#### INPUT DATA

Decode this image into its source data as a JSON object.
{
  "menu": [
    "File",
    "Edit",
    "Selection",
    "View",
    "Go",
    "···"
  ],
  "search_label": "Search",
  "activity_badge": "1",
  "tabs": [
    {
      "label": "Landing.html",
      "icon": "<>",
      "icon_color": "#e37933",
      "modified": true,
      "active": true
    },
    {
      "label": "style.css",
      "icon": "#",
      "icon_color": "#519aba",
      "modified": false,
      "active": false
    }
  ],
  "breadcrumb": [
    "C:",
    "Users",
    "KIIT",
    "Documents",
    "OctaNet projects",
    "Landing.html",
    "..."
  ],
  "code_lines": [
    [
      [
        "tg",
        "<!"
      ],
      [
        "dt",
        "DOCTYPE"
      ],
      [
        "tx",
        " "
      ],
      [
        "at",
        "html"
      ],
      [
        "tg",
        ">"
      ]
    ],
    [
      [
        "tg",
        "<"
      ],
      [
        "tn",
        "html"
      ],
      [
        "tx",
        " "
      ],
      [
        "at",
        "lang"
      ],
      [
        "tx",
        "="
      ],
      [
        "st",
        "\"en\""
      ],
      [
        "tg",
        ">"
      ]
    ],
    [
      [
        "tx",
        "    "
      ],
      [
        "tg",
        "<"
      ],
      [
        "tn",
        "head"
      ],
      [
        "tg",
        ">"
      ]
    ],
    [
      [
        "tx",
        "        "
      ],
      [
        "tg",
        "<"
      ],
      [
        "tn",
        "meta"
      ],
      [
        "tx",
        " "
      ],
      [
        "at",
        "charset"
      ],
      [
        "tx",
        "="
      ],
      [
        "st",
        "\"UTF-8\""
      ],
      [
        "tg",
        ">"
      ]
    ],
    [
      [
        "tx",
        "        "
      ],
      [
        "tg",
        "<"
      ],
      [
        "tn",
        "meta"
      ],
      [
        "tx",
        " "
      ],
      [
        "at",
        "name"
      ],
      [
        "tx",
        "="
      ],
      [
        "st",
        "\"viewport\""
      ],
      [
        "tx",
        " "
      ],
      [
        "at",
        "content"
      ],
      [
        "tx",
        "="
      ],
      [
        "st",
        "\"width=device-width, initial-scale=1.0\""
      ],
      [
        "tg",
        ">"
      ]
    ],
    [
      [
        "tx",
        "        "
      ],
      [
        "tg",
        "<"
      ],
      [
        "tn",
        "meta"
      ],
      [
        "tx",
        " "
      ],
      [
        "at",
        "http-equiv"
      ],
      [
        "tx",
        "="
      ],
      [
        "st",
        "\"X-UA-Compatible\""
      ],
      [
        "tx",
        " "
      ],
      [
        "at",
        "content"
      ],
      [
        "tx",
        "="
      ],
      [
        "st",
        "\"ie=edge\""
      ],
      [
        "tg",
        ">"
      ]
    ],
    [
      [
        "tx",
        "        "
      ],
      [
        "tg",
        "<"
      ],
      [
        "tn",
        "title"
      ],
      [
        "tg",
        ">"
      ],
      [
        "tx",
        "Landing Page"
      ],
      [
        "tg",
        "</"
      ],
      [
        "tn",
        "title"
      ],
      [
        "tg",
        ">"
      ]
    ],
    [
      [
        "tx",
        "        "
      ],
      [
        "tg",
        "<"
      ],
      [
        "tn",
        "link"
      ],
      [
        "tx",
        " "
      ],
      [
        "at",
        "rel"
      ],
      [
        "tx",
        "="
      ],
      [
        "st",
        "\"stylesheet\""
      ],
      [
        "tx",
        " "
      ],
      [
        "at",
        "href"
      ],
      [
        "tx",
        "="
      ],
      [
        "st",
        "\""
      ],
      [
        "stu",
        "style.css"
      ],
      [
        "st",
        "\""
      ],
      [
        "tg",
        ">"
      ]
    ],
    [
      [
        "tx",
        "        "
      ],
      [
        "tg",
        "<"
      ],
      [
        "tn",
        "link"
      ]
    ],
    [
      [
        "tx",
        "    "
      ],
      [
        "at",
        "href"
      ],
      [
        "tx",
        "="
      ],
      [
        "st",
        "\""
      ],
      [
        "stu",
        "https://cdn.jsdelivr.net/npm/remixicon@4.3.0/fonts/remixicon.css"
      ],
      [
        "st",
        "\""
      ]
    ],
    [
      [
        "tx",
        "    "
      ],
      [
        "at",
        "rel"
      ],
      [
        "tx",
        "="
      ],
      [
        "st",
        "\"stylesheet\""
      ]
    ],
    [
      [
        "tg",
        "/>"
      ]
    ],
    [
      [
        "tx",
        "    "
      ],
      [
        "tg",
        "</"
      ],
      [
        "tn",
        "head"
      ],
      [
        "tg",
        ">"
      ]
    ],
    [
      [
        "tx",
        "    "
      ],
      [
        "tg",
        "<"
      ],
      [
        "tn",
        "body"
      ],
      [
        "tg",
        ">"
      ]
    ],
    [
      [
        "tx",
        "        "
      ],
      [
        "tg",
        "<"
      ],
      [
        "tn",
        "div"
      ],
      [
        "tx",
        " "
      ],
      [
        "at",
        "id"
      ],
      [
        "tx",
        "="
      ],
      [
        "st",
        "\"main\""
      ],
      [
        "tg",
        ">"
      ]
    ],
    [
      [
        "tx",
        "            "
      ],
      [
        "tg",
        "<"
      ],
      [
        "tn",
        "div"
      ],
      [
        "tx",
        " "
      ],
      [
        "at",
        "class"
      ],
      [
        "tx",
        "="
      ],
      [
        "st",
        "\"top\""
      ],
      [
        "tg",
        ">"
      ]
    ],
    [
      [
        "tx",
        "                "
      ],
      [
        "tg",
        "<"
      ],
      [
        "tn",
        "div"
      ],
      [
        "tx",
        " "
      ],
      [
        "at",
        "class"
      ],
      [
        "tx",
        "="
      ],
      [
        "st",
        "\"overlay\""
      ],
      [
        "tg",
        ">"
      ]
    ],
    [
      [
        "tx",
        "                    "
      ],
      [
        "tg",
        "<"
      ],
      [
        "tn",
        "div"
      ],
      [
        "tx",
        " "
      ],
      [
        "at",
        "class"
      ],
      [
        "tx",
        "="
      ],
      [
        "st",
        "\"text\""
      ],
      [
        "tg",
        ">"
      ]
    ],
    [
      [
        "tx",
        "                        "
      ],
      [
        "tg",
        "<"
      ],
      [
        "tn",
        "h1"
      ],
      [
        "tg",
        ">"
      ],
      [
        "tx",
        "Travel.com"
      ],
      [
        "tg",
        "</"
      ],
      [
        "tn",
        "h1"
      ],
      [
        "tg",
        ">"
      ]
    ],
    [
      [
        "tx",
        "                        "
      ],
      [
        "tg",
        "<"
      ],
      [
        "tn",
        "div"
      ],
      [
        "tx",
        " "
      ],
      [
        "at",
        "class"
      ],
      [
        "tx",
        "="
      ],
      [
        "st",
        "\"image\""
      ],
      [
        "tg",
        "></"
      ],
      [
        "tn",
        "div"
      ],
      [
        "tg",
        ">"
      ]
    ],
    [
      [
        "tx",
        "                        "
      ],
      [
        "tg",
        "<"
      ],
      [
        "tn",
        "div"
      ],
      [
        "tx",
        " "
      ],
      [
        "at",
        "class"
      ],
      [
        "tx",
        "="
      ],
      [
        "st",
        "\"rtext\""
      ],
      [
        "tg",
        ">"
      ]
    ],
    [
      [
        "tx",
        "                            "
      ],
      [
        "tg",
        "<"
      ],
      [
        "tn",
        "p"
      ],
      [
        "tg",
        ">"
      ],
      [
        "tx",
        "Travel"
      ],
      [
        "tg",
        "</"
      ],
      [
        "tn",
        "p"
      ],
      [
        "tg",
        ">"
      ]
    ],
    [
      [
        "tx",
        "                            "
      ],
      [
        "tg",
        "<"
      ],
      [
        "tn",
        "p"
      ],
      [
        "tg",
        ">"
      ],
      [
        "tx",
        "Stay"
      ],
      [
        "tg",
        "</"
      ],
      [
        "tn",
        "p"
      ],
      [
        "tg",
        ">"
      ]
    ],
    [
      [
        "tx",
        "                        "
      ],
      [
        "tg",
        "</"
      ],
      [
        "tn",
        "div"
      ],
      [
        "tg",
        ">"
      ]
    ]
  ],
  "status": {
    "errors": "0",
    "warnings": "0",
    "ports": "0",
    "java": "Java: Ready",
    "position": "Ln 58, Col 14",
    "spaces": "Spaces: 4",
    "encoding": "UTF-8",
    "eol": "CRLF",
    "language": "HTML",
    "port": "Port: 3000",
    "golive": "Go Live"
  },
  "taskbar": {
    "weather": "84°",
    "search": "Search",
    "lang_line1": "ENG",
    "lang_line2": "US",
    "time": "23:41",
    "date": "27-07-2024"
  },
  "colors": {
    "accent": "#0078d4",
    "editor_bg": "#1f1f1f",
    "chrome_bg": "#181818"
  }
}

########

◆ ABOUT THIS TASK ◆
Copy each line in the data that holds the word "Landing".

◆ EXERCISE ANSWER ◆
      "label": "Landing.html",
    "Landing.html",
        "Landing Page"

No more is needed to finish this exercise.